*** Block opens ***

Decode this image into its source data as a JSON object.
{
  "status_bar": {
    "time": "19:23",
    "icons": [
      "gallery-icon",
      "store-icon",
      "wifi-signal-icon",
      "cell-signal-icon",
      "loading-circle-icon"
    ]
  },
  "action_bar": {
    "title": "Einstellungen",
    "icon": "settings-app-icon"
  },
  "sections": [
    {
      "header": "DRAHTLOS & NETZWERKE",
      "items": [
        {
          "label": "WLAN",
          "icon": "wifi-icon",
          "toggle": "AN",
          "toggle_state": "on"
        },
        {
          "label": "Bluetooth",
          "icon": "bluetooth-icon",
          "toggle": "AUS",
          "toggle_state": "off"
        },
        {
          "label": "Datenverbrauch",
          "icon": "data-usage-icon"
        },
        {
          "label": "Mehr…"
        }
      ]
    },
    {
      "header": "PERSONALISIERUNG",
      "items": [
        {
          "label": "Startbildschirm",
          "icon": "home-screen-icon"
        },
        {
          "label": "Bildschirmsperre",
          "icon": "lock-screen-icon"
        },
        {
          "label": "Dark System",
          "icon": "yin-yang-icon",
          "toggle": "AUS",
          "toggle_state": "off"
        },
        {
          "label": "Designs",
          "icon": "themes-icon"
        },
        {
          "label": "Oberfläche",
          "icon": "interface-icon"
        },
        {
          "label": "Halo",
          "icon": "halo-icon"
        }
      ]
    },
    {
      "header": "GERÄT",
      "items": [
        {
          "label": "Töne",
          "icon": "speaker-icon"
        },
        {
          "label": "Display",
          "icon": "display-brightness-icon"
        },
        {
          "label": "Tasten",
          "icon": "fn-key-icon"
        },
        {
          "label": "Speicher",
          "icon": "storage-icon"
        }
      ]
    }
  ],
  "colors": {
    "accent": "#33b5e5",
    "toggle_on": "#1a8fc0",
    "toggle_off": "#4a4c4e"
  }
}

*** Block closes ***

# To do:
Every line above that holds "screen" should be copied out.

# Output for this task:
          "icon": "home-screen-icon"
          "icon": "lock-screen-icon"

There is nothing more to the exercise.